Boeing and Honeywell are both boasting of having the first biofuel-powered trans-Atlantic flight, with Boeing flying in its 747-8 freighter from Seattle on a mix of biofuel and jet fuel, while Honeywell touts the “green jet fuel” it developed to power a Gulfstream business jet on its way from New Jersey to Le Bourget just in time for the air show kickoff.
Skyrocketing fuel costs are a major issue for Airbus and Boeing customers, who will see their profits plunge to $4 billion this year from $18 billion in 2010, according to an IATA forecast released earlier this month.
An industry trade body says however that even with higher fares, more people will fly this summer than last year, especially overseas.
The Air Transport Association said last month that it expects 206 million passengers will travel on U.S. airlines in June, July and August, a 1.5 percent increase over the same months in 2010.
If the forecast is right, travel will remain below pre-recession levels. In 2007, U.S. airlines carried a record 217 million summer travelers.
Major airlines have increased fares seven times since the start of the year as fuel prices rose.
Airbus also said it is pushing back first delivery of two modified versions of its A350 widebody jet by two years, to 2016 and 2017. The flagship version of the plane will still be delivered as currently planned in 2013, Gallois said. The extra time is needed for engine supplier Rolls Royce to develop a more powerful motor for an extended-range version of the aircraft, while customers’ growing preference for the standard version means Airbus can delay the launch of the smallest iteration of the aircraft without problem.
EADS will also demonstrate the world’s first diesel-electric hybrid aircraft at the show, another leg in its strategy of cutting its fleet’s carbon dioxide emissions by 50 percent by 2050.
The airshow will also be the battleground in the traditional yearly showdown between Boeing and Airbus for dominance in booking new orders. Airlines in fast-growing Asian and Middle Eastern countries have been ordering hundreds of new aircraft to meet skyrocketing air traffic in those regions.

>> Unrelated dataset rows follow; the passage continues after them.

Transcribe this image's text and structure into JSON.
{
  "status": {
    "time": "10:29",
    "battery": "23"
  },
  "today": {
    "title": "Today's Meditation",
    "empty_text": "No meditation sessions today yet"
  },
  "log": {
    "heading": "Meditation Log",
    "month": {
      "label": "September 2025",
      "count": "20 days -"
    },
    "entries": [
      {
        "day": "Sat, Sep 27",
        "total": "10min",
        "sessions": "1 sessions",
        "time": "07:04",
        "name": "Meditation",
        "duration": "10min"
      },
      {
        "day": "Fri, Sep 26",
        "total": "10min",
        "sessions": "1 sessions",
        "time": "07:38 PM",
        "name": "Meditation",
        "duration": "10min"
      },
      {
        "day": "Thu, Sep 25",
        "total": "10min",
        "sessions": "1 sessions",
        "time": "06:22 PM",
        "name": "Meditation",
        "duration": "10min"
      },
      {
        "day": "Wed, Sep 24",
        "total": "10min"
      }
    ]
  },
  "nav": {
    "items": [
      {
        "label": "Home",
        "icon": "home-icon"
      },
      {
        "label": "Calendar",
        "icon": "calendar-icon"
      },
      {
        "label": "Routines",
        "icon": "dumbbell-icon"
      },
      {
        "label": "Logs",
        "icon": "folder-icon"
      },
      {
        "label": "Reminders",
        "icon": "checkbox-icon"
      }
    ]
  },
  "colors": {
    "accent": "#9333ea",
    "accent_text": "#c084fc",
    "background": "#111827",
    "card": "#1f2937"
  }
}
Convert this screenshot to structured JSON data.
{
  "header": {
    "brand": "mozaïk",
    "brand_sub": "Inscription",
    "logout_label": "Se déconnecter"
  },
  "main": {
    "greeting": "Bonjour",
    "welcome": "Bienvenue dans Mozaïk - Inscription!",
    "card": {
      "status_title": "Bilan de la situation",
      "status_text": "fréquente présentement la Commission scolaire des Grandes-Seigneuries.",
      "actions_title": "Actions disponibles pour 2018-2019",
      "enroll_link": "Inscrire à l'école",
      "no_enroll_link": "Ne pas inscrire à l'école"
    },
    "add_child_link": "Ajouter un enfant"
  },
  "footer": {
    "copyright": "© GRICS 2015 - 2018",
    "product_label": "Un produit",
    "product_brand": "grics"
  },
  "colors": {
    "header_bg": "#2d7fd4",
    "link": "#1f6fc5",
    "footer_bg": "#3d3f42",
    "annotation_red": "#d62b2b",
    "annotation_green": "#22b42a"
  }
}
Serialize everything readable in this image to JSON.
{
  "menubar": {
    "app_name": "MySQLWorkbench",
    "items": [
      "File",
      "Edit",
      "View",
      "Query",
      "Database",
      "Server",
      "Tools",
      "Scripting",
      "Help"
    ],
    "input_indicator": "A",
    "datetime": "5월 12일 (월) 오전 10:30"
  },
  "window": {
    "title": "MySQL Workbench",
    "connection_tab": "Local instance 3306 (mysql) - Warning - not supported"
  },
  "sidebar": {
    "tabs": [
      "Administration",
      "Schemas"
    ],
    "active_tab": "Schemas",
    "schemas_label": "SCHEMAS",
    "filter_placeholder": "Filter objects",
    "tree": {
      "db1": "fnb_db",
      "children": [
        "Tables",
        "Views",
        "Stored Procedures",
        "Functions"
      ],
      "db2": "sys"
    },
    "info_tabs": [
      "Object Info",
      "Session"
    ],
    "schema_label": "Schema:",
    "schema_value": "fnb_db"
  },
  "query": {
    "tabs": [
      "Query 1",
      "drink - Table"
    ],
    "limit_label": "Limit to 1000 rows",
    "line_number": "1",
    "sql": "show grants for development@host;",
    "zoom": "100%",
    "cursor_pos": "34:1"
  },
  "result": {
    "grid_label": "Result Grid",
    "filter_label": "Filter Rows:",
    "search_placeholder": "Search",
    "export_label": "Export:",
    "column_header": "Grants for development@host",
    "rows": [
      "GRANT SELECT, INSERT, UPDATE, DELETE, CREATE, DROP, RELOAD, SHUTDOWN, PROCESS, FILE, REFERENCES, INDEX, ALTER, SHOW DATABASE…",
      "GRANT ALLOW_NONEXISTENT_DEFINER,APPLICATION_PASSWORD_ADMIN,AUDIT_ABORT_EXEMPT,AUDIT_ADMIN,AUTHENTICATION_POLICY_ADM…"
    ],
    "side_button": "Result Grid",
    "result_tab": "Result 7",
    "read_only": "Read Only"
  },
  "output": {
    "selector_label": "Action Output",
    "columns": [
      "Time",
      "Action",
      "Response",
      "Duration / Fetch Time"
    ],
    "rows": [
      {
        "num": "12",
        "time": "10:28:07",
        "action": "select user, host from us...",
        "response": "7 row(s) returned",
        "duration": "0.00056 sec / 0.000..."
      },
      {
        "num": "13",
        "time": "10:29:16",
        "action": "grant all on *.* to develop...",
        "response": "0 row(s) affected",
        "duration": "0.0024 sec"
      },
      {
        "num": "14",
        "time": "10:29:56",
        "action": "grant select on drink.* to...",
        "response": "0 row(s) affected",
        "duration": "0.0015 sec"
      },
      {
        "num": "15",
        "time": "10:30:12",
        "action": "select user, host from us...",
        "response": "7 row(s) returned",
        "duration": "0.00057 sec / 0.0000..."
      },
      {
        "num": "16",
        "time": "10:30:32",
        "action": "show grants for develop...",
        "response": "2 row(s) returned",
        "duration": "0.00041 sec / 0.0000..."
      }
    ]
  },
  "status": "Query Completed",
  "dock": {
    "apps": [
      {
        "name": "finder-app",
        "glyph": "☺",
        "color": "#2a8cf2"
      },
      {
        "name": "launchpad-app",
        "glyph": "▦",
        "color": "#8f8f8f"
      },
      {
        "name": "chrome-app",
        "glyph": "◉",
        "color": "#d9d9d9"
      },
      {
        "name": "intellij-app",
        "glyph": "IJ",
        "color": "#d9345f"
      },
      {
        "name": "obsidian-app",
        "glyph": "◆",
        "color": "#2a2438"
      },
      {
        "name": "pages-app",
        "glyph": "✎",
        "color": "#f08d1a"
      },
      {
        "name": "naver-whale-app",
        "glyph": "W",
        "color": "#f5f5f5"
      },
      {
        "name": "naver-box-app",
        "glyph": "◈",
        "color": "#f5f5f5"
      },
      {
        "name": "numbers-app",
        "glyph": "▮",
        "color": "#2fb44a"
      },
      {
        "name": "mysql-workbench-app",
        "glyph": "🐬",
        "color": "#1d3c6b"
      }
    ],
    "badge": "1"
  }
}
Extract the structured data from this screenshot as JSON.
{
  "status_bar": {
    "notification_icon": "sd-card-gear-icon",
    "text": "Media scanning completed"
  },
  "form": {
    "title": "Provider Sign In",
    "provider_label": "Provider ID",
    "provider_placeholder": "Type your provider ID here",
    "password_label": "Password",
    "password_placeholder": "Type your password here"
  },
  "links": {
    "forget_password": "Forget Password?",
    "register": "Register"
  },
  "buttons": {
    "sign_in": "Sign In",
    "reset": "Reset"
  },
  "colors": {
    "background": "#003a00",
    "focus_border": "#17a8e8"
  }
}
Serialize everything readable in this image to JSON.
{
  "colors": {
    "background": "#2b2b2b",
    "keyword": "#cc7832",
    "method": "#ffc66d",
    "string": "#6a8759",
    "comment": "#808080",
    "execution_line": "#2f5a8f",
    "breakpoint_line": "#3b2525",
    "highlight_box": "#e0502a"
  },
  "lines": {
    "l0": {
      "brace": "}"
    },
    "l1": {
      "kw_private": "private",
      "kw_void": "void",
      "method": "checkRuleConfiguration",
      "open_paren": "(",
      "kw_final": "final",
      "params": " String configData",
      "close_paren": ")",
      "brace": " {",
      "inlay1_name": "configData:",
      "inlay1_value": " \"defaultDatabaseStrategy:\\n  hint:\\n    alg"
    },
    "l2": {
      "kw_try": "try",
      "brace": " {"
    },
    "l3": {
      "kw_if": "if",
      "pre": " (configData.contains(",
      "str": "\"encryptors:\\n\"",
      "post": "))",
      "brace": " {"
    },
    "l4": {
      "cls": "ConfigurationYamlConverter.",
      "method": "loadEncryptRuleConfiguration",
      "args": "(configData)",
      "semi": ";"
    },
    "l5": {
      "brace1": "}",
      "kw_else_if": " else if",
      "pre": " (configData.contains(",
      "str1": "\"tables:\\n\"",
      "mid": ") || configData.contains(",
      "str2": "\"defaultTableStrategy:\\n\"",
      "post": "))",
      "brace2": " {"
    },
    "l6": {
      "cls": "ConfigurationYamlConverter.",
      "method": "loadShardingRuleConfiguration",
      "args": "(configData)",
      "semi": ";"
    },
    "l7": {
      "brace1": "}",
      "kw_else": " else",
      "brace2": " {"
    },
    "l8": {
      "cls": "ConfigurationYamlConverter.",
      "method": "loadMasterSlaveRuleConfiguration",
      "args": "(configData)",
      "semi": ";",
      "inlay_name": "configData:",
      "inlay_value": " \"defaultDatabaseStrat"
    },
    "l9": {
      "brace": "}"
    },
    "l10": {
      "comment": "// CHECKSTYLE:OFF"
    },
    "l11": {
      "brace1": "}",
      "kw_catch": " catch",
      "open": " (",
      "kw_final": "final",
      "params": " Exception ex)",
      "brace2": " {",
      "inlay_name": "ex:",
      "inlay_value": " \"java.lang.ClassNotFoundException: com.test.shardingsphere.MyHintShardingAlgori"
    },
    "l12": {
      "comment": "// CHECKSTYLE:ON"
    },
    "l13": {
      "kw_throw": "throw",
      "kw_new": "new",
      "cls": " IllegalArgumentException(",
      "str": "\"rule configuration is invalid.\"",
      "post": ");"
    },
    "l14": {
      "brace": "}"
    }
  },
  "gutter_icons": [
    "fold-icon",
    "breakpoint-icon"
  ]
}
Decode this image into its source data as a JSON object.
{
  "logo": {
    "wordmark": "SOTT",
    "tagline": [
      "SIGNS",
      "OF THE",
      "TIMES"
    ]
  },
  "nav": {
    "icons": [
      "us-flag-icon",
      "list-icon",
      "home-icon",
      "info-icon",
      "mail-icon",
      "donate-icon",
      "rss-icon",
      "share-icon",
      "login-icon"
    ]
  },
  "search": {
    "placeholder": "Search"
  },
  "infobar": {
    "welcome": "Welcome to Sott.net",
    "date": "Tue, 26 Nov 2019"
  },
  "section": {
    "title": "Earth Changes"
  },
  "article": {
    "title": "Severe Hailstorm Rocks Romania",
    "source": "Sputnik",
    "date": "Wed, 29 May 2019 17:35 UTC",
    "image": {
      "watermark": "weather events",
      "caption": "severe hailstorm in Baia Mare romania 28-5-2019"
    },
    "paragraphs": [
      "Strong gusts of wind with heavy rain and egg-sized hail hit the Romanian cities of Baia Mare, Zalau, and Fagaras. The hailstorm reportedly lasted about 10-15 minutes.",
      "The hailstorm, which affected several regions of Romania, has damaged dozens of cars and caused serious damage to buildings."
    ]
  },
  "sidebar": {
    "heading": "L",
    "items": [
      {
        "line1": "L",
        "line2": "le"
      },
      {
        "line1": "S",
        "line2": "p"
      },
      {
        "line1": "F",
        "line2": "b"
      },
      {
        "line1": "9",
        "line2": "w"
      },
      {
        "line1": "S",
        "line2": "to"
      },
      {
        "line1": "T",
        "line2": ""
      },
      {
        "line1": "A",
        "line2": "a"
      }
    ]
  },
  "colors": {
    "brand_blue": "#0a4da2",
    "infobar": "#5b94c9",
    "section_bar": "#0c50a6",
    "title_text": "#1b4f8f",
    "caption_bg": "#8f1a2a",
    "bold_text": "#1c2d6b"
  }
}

Airbus edged out Boeing at last year’s Farnborough International Airshow, racking up deals totaling $13.2 billion, while Chicago-based Boeing’s commitments came in at $12.8 billion.
Those results were both a big improvement over the results of the last Paris Air Show in 2009, when many airlines closed their checkbooks in the wake of the global financial meltdown.
Last week Boeing Co. upped its forecast for aircraft demand over the next 20 years, saying airlines will need $4 trillion worth of new planes to meet a pickup in passenger numbers, particularly in the Asia-Pacific region.
Airlines will need 33,500 new jets from now through 2030, Boeing said, to meet market demand that is expected to be “resilient” in the coming years, with 5 percent average annual passenger traffic growth.
The largest market will be for single-aisle jets like Airbus’ A320 and Boeing’s 737, seating between 90 and 240 passengers.
Going into next week’s event, Airbus has taken in 176 gross orders this year, compared to Boeing’s 183 gross orders.
Boeing is the world’s No. 2 commercial jet maker after Airbus, based on 2010 deliveries. Airbus delivered 510 commercial planes last year, compared with 462 for Boeing.